Ten to-dos for the YES Committee Chair
We're heading in to the last big election cycle of 2015 and are already starting to hear of possible 2016 library measures. We are often asked for a practical to do list when YES committees are starting. To get ahead of the curve we put together this list of the first ten to-dos for the YES committee chair. Spend some time with it this summer. You'll be glad you did.
- File the committee with your state board of Elections or Secretary of State; get an FEIN from the IRS; open a bank account (and get a debit card, please).
- Discuss a donation from EveryLibrary to kick-off the local fundraising.
- Ask *honorary* co-chairs from outside the library world to represent your referendum, bond, or measure outside of the usual circles.
- Think about who you need on working sub-committees for: fundraising; volunteer coordination; web and social media management; earned media (press and letters to the editor); yard sign distribution coordinators. It’s not too early to start having conversations with the people you want on your team.
- Order voter data from the local Clerk of Elections. Ask for the 'enhanced voter file' to include the 6 or 8 most recent elections, regardless of the type of elections. "Score" the voter file based on behavior. EveryLibrary can help.
- Draft your voter engagement plan with the frequent voters in the file. You will need volunteers to do either door-to-door canvassing or phone canvassing or both. Also look at the community calendar for events to table.
- Design and order yard signs appropriate for your community. Local printers may not be the best resource for this; there are a lot of online sources, too.
- Design and order printed materials and giveaways for both door-to-door and events that are appropriate for your community.
- Design and launch a GOTV website and social media presence, Include paid ads on Facebook.
- Fundraise to support the efforts, above.
The public campaign needs to launch about 3 months before your Election Day. EveryLibrary wants to help you get there.

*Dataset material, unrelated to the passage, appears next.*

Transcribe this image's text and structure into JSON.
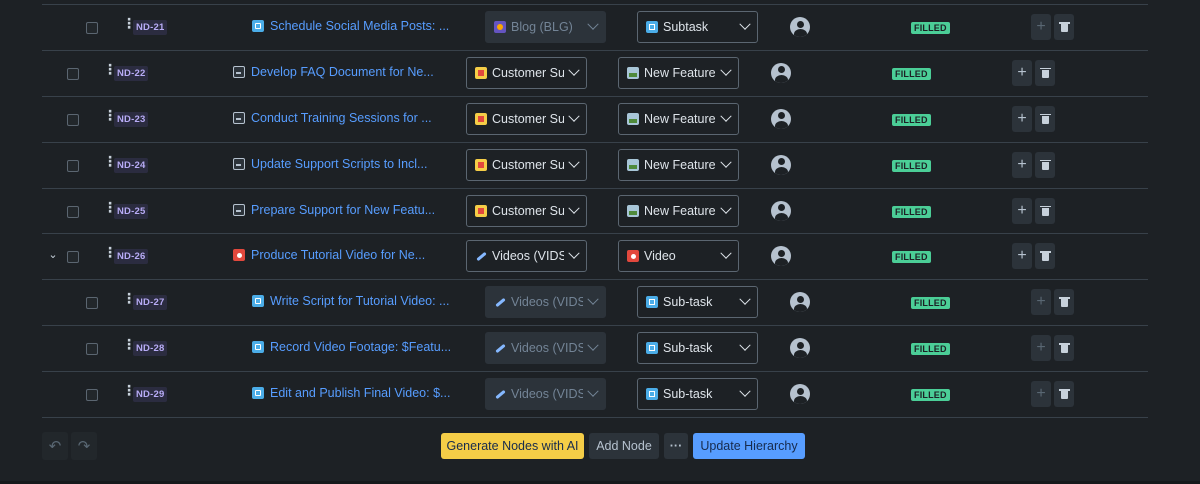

We can help you ramp up for this work early.
Residents in Muskegon (MI) will be voting on a millage increase to support the Muskegon District Area Library this November. The 0.5 mill increase will fund the county library system and does not include Muskegon City or Whitehall or their school districts.
Library supporters in Omaha (NE) are asking for an additional $850,000 for library operation funds after hearing the mayor's budget proposal last week. In a meeting with the City Council last Tuesday, they warned that if the funding proposal is accepted, the library will have to cut hours and possibly close branches.In 2009 private donors gave the library steady funding, but that was on the assumption it would be a temporary situation. Council Members are expected to suggest changes and vote on the funding proposal on August 25.
A measure to change the North Carolina constitution to put limits on public spending will be on the November 2016 ballot. Formerly called, the Taxpayer Bill of Rights (TABOR), now the Taxpayer Protection Act, would cap annual increases by inflation rates and population growth averaged over the 3 past years. It would also cap personal income tax at 5 percent. Any increase beyond the cap would need 2/3rds of the vote to be passed. Similar measures have been proposed in 30 states. Colorado passed this type of legislation in 1992 and had to quickly suspend it because of declining public services. This type of legislation will have a negative and long lasting impact on library funding making it even more difficult for funding to grow if there are spikes in use. We're watching this one, it is huge.
That is all for this week. Join us next week for another round up. Happy trails!